2. Qualifying Paper and Public Presentation
As part of their work for ARHS 6023: Graduate Art History Writing Workshop, taken during their third semester in the program, each student will begin the process of developing a Qualifying Paper (QP). They will expand upon and refine a research paper written in a previous course for their QP, or develop a new project, drawing on research begun in a previous course. By the end of the course, students will be expected to submit a 25-page draft of their QP and form an Advisory Committee.
ARHS 6033: Art History Qualifying Paper, to be taken during the fourth and final semester in the program, is a thesis research/independent study course that allows students to refine the 25-page QP draft that they developed and submitted in ARHS 6023. The last 6-8 weeks of the student’s work on this project will consist of editing the paper down to a 20-minute talk. Students will have two run-throughs of their lecture in the final stages with their Advisory Committee, before a public presentation at the graduate student symposium in mid-May, the capstone event of the degree program.
3. Comprehensive Oral Examination
The public presentation, adapted from the Qualifying Paper, in addition to a 1-hour oral defense of the project, will fulfill this requirement and demonstrate the student’s comprehensive knowledge of their research area explored in the Qualifying Paper.
All incoming students will be matched with specific departments and/or projects at Crystal Bridges/the Momentary for a minimum 8-10 hour-per-week internship during their second semester in the program, which will fulfill core course ARHS 6043: Art History Practicum.
Students may forego their slot for an internship at another institution and/or during summer or other periods when class is not in session with the approval of the Graduate Director.
Immersive travel courses offer unprecedented access to private collections, behind the scenes tours by museum curators, visits to off-the-beaten-path public art collections, and discussions with scholars.
To fulfill the core course requirement of ARHS 6013: Immersive Travel, students will take a 10-day January intersession course focusing on sites and collections in the Southern U.S. They may fulfill the Immersive Travel requirement by instead taking international travel courses when they are offered. The first international travel course for MA program students will be offered in 2024, with travel to Mexico.

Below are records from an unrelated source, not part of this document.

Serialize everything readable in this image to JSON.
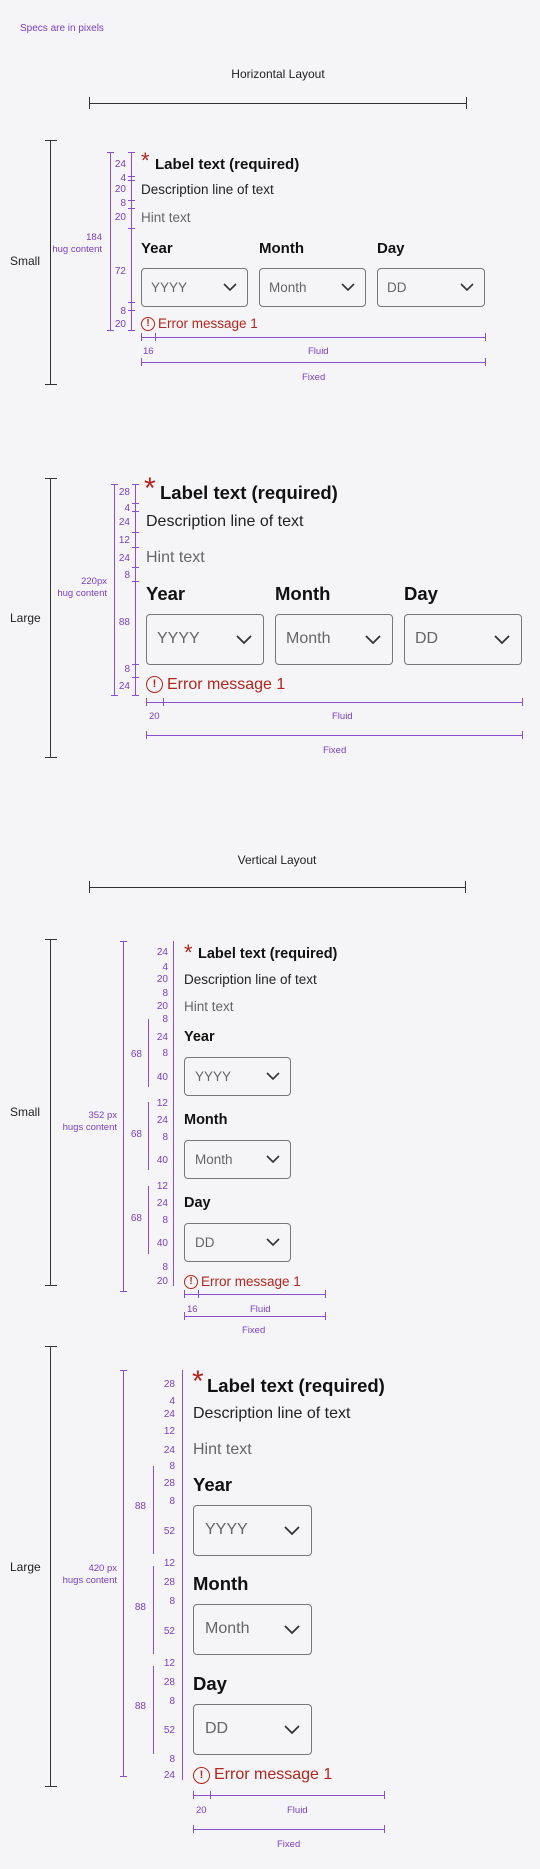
{
  "note": "Specs are in pixels",
  "horizontal": {
    "title": "Horizontal Layout",
    "small": {
      "size_label": "Small",
      "hug": [
        "184",
        "hug content"
      ],
      "spacing": [
        "24",
        "4",
        "20",
        "8",
        "20",
        "72",
        "8",
        "20"
      ],
      "label": "Label text (required)",
      "asterisk": "*",
      "description": "Description line of text",
      "hint": "Hint text",
      "fields": [
        {
          "label": "Year",
          "placeholder": "YYYY"
        },
        {
          "label": "Month",
          "placeholder": "Month"
        },
        {
          "label": "Day",
          "placeholder": "DD"
        }
      ],
      "error": "Error message 1",
      "error_icon": "!",
      "inset": "16",
      "fluid": "Fluid",
      "fixed": "Fixed"
    },
    "large": {
      "size_label": "Large",
      "hug": [
        "220px",
        "hug content"
      ],
      "spacing": [
        "28",
        "4",
        "24",
        "12",
        "24",
        "8",
        "88",
        "8",
        "24"
      ],
      "label": "Label text (required)",
      "asterisk": "*",
      "description": "Description line of text",
      "hint": "Hint text",
      "fields": [
        {
          "label": "Year",
          "placeholder": "YYYY"
        },
        {
          "label": "Month",
          "placeholder": "Month"
        },
        {
          "label": "Day",
          "placeholder": "DD"
        }
      ],
      "error": "Error message 1",
      "error_icon": "!",
      "inset": "20",
      "fluid": "Fluid",
      "fixed": "Fixed"
    }
  },
  "vertical": {
    "title": "Vertical Layout",
    "small": {
      "size_label": "Small",
      "hug": [
        "352 px",
        "hugs content"
      ],
      "spacing": [
        "24",
        "4",
        "20",
        "8",
        "20",
        "8",
        "24",
        "8",
        "40",
        "12",
        "24",
        "8",
        "40",
        "12",
        "24",
        "8",
        "40",
        "8",
        "20"
      ],
      "group": "68",
      "label": "Label text (required)",
      "asterisk": "*",
      "description": "Description line of text",
      "hint": "Hint text",
      "fields": [
        {
          "label": "Year",
          "placeholder": "YYYY"
        },
        {
          "label": "Month",
          "placeholder": "Month"
        },
        {
          "label": "Day",
          "placeholder": "DD"
        }
      ],
      "error": "Error message 1",
      "error_icon": "!",
      "inset": "16",
      "fluid": "Fluid",
      "fixed": "Fixed"
    },
    "large": {
      "size_label": "Large",
      "hug": [
        "420 px",
        "hugs content"
      ],
      "spacing": [
        "28",
        "4",
        "24",
        "12",
        "24",
        "8",
        "28",
        "8",
        "52",
        "12",
        "28",
        "8",
        "52",
        "12",
        "28",
        "8",
        "52",
        "8",
        "24"
      ],
      "group": "88",
      "label": "Label text (required)",
      "asterisk": "*",
      "description": "Description line of text",
      "hint": "Hint text",
      "fields": [
        {
          "label": "Year",
          "placeholder": "YYYY"
        },
        {
          "label": "Month",
          "placeholder": "Month"
        },
        {
          "label": "Day",
          "placeholder": "DD"
        }
      ],
      "error": "Error message 1",
      "error_icon": "!",
      "inset": "20",
      "fluid": "Fluid",
      "fixed": "Fixed"
    }
  },
  "colors": {
    "spec": "#7b3fc4",
    "error": "#b3261e"
  }
}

John Blakinger, Endowed Associate Professor of Contemporary Art and Director of the Art History Program
Jennifer Greenhill, Endowed Professor of American Art; Graduate Director; Director of Museum + Strategic Partnerships for the School of Art

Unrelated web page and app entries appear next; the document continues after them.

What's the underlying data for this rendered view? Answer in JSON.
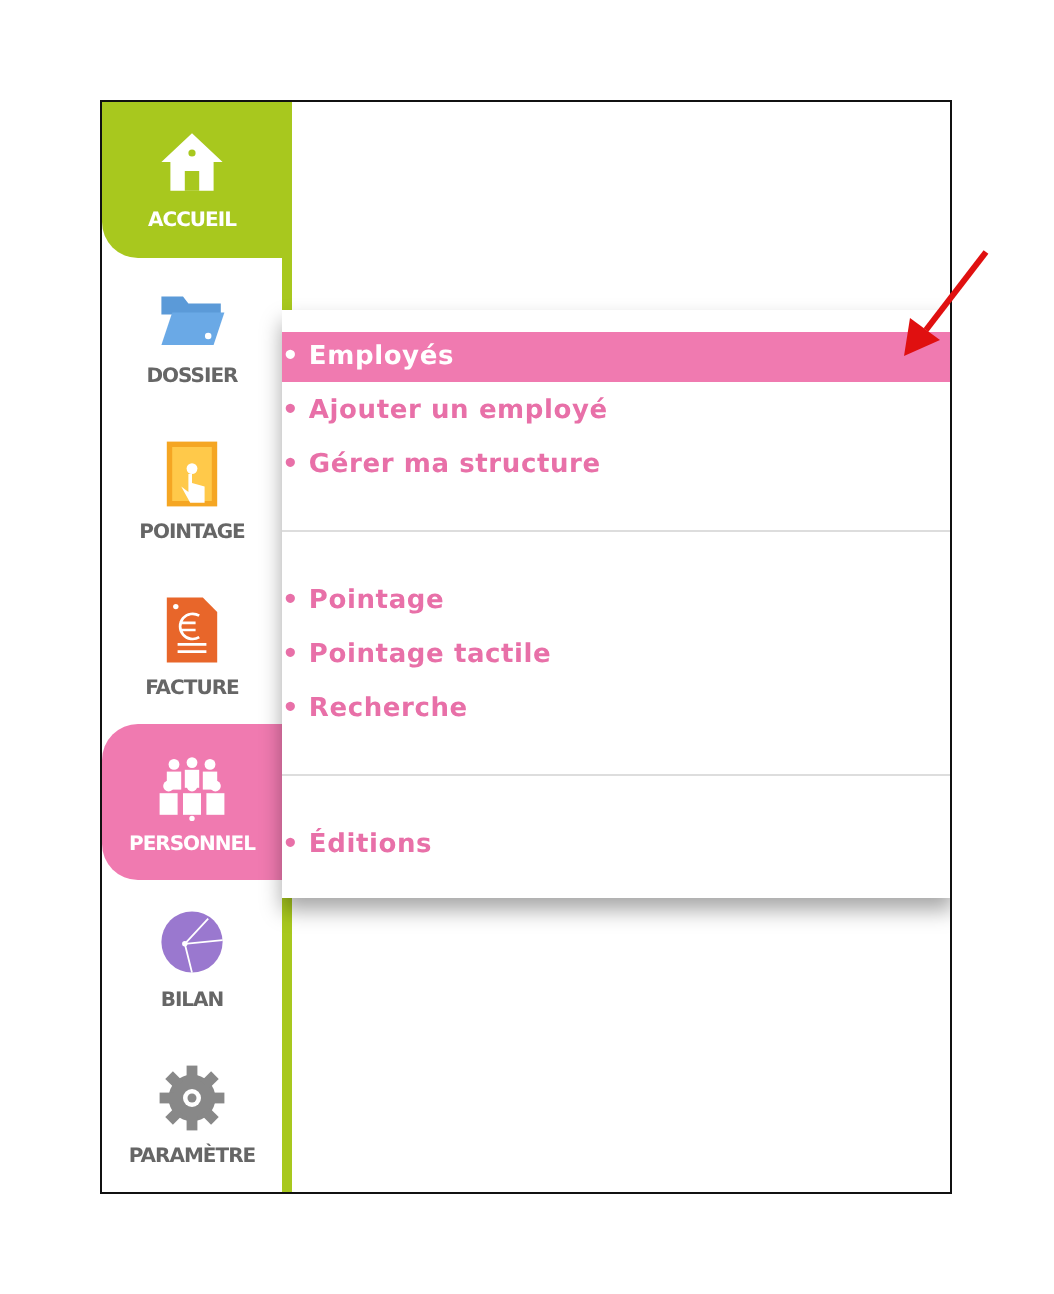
{
  "sidebar": {
    "items": [
      {
        "label": "ACCUEIL",
        "selected": true,
        "color": "#a8c81e"
      },
      {
        "label": "DOSSIER",
        "selected": false
      },
      {
        "label": "POINTAGE",
        "selected": false
      },
      {
        "label": "FACTURE",
        "selected": false
      },
      {
        "label": "PERSONNEL",
        "selected": true,
        "color": "#f07ab0"
      },
      {
        "label": "BILAN",
        "selected": false
      },
      {
        "label": "PARAMÈTRE",
        "selected": false
      }
    ]
  },
  "menu": {
    "groups": [
      {
        "items": [
          {
            "label": "• Employés",
            "selected": true
          },
          {
            "label": "• Ajouter un employé",
            "selected": false
          },
          {
            "label": "• Gérer ma structure",
            "selected": false
          }
        ]
      },
      {
        "items": [
          {
            "label": "• Pointage",
            "selected": false
          },
          {
            "label": "• Pointage tactile",
            "selected": false
          },
          {
            "label": "• Recherche",
            "selected": false
          }
        ]
      },
      {
        "items": [
          {
            "label": "• Éditions",
            "selected": false
          }
        ]
      }
    ]
  }
}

Lynn Jacobs, Distinguished Professor
Abra Levenson, Assistant Professor
Ana Pulido Rull, Endowed Associate Professor
Alexis Salas, Endowed Assistant Professor of Arts of the Americas
Janine Sytsma, Assistant Professor of Art History
Kim Sexton, Associate Professor of Architectural History and Art History
Rhodora Vennarucci, Assistant Professor of Classics and Art History
Austen Barron Bailly – Chief Curator, Crystal Bridges
Alejo Benedetti – Associate Curator, Contemporary Art, Crystal Bridges
Mindy Besaw – Curator of American Art, Director of Fellowships, Research, and University Partnerships, Crystal Bridges
Ashley Holland – Curator and Director of Curatorial Initiatives, Art Bridges Foundation
Jen Padgett – Windgate Curator of Craft, Crystal Bridges
Xuxa Rodríguez – Associate Curator, Contemporary Art, Crystal Bridges
All students in the M.A. art history program receive full tuition waivers and a generous stipend, with take-home annual support offered through a mix of graduate assistantships and fellowships that support research, travel, internships, language learning, and other academic activities.